- [Data supplied]
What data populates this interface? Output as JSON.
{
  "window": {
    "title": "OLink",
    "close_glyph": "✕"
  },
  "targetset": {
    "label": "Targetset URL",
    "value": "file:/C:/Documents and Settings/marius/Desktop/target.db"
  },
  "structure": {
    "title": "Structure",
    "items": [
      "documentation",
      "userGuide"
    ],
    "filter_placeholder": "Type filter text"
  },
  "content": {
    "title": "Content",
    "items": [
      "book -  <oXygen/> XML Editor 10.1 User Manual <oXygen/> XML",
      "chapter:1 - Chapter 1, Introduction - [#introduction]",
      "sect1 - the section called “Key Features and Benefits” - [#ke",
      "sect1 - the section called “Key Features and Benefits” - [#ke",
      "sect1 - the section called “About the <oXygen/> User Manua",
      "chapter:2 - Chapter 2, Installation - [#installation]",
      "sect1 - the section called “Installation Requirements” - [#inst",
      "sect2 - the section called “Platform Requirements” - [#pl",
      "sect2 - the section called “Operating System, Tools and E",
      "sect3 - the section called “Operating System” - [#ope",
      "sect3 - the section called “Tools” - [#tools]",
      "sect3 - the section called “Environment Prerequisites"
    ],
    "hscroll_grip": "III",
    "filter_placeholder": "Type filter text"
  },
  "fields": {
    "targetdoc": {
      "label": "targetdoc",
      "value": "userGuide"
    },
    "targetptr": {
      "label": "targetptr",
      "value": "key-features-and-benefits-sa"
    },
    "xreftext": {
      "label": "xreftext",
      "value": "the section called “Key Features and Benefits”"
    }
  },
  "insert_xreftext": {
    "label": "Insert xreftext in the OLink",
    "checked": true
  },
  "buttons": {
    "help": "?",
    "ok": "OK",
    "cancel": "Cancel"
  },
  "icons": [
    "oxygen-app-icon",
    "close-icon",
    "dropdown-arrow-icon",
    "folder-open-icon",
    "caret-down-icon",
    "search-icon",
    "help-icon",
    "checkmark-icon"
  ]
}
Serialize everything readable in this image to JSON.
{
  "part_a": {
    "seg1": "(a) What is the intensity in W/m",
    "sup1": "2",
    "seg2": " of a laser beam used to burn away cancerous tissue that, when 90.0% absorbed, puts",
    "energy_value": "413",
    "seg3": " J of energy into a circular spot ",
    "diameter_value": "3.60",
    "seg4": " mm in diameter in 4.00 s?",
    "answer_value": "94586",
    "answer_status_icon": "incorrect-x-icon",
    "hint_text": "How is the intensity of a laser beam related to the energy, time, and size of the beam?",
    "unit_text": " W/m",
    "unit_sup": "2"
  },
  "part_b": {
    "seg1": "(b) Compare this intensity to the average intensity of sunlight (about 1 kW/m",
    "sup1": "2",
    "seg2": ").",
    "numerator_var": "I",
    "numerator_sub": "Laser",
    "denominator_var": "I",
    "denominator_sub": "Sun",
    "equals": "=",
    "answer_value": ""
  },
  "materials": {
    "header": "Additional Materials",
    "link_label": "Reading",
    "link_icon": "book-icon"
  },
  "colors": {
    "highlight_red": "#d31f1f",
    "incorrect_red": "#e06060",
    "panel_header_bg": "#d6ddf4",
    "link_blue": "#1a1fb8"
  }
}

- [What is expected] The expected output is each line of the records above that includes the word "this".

- [Response to the exercise]
What data populates this interface? Output as JSON.
Serialize everything readable in this image to JSON.
    "seg1": "(b) Compare this intensity to the average intensity of sunlight (about 1 kW/m",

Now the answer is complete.